■ **What is being asked**: Wherever "name" shows up in the records below, copy the whole line.

■ **Input material**:

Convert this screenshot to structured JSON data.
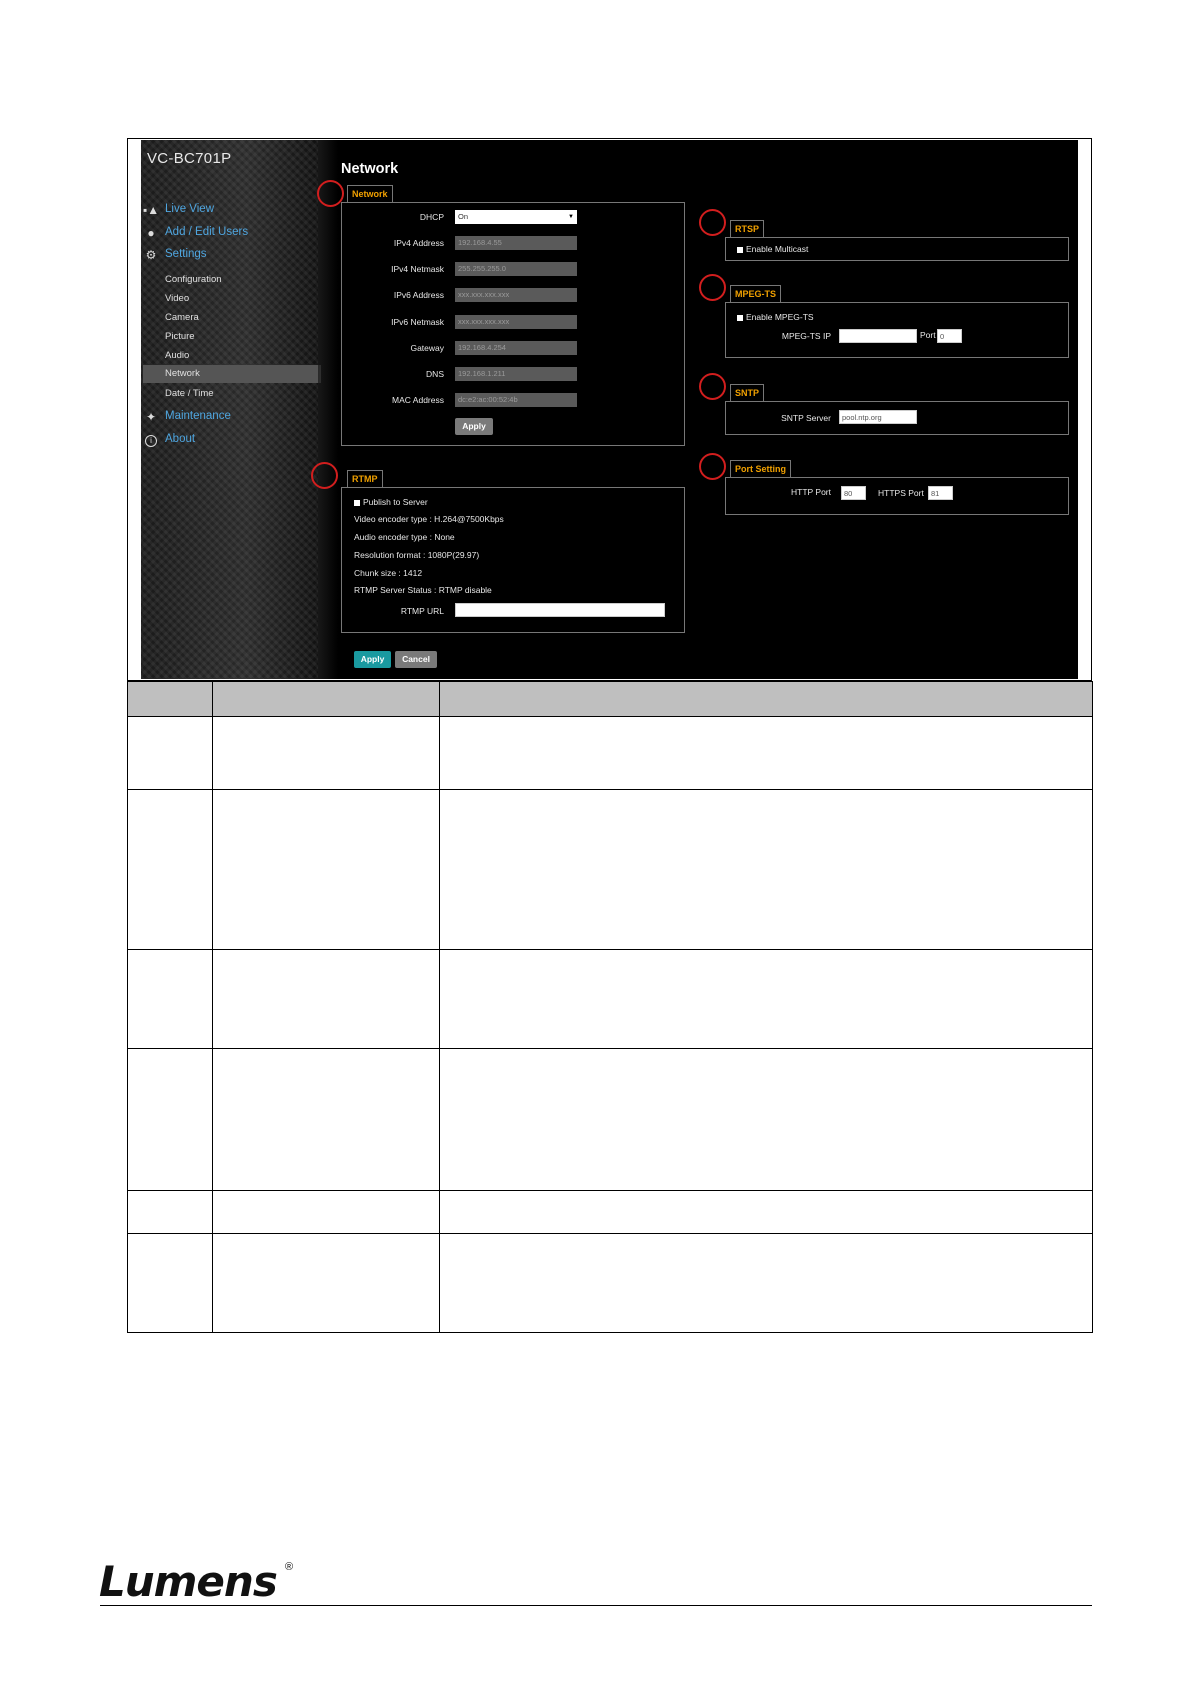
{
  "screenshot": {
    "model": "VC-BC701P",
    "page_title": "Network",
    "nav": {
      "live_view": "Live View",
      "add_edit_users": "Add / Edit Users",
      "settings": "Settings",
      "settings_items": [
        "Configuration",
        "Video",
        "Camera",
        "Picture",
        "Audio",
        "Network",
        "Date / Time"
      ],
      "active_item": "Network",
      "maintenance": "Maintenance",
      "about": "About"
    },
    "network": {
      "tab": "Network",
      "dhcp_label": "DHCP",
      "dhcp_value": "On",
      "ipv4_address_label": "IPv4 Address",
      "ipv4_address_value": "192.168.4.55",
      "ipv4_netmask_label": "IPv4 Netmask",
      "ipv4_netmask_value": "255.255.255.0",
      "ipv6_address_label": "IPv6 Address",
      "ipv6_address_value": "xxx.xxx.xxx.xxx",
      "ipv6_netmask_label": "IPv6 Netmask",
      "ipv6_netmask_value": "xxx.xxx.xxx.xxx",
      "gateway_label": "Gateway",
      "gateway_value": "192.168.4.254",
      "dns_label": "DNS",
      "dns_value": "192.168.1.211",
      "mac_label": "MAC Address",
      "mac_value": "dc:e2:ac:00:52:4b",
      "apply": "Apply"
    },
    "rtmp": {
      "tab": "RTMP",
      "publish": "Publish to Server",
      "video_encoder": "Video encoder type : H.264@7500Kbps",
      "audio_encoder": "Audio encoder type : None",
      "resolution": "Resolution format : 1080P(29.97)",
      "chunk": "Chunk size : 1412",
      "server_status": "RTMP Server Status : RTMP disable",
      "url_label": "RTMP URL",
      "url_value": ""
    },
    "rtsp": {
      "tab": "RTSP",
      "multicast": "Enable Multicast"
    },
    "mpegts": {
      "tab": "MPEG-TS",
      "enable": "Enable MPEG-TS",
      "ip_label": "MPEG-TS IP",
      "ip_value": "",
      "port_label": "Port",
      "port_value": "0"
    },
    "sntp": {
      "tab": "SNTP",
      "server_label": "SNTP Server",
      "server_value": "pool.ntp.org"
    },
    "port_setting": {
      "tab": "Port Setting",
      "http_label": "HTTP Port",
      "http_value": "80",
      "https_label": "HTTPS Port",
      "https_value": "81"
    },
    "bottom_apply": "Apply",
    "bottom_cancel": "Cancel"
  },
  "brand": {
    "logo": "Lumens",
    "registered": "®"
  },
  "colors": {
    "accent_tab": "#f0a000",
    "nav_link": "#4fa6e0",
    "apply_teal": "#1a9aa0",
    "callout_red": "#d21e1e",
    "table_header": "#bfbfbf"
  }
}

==

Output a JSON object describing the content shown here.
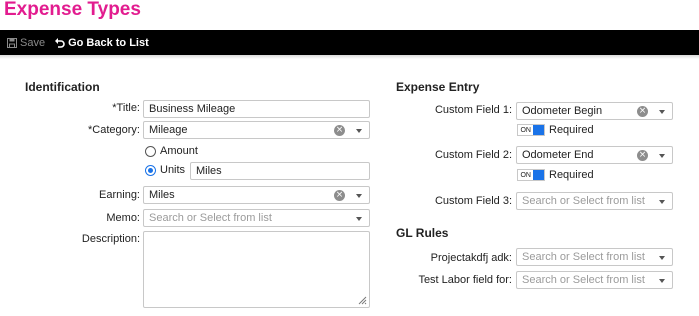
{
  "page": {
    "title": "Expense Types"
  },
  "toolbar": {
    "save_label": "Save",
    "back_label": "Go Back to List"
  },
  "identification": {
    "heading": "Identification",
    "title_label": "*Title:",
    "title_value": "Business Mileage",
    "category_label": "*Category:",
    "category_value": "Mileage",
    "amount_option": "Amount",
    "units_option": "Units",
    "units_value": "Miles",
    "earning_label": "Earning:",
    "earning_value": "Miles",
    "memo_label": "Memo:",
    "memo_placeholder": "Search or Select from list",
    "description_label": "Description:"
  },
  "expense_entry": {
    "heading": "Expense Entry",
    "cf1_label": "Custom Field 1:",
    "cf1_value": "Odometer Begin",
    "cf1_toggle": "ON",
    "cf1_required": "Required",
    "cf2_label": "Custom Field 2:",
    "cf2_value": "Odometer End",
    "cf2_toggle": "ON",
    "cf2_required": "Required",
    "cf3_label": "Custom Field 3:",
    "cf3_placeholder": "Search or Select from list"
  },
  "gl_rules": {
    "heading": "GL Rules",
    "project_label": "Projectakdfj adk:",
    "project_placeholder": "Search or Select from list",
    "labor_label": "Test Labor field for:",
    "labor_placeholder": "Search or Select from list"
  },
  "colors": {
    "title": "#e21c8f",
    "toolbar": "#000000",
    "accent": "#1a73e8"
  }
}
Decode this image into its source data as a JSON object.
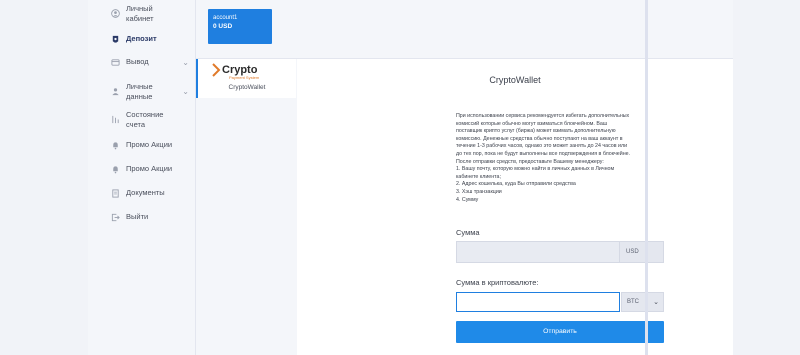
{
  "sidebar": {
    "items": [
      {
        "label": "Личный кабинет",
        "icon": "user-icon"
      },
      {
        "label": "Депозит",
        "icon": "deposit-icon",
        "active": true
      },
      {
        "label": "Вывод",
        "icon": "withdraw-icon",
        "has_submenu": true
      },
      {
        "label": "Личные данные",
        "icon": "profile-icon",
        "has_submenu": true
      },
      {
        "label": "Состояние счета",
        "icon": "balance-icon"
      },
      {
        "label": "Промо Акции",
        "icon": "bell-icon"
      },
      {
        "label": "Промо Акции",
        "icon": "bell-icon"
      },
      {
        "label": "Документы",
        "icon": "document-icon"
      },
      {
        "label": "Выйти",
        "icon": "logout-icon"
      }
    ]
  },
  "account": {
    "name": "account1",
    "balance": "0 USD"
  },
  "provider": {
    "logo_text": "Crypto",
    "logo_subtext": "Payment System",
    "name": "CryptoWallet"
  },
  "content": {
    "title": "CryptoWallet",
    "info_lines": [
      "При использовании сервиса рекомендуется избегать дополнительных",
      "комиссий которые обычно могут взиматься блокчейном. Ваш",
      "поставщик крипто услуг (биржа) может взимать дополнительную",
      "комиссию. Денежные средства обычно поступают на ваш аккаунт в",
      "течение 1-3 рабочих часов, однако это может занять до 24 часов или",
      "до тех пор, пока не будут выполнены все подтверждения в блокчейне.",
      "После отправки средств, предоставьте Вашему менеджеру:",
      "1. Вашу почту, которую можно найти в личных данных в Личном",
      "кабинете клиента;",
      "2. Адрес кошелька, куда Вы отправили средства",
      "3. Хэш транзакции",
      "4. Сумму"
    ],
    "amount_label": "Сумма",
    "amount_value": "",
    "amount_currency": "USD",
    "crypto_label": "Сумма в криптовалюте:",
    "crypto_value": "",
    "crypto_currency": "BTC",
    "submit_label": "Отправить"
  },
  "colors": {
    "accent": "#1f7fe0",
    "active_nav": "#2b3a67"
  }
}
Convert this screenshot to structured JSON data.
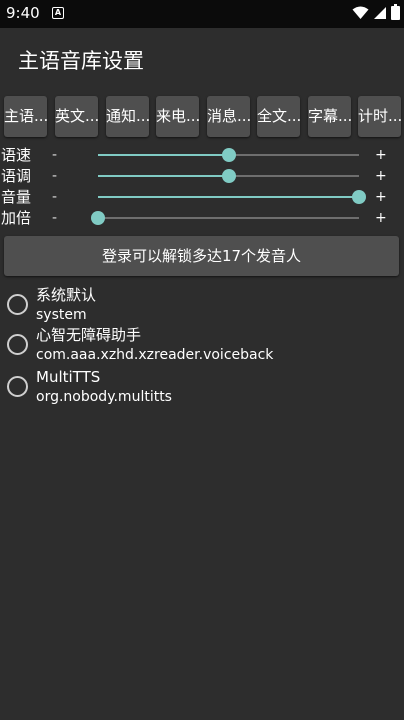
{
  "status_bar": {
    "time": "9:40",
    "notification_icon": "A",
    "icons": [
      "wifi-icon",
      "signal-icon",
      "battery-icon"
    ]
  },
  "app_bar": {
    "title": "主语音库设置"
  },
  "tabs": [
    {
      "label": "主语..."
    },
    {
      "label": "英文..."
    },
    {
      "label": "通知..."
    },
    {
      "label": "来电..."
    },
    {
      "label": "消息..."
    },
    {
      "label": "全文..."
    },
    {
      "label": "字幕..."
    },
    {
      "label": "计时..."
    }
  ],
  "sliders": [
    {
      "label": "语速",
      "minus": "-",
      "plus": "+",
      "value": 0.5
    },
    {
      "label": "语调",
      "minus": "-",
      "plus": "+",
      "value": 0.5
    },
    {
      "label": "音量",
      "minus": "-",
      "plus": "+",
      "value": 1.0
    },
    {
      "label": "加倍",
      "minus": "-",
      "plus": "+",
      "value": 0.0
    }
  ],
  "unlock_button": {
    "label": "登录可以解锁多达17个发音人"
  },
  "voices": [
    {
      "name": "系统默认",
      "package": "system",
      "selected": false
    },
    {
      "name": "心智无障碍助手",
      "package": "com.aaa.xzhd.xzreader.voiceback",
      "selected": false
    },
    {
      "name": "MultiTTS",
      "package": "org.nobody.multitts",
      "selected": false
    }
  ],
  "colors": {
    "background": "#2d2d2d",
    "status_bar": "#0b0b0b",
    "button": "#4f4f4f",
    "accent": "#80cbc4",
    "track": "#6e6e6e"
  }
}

■ **Result of this task**:
    "name": "account1",
    "name": "CryptoWallet"
      "name": "系统默认",
      "name": "心智无障碍助手",
      "name": "MultiTTS",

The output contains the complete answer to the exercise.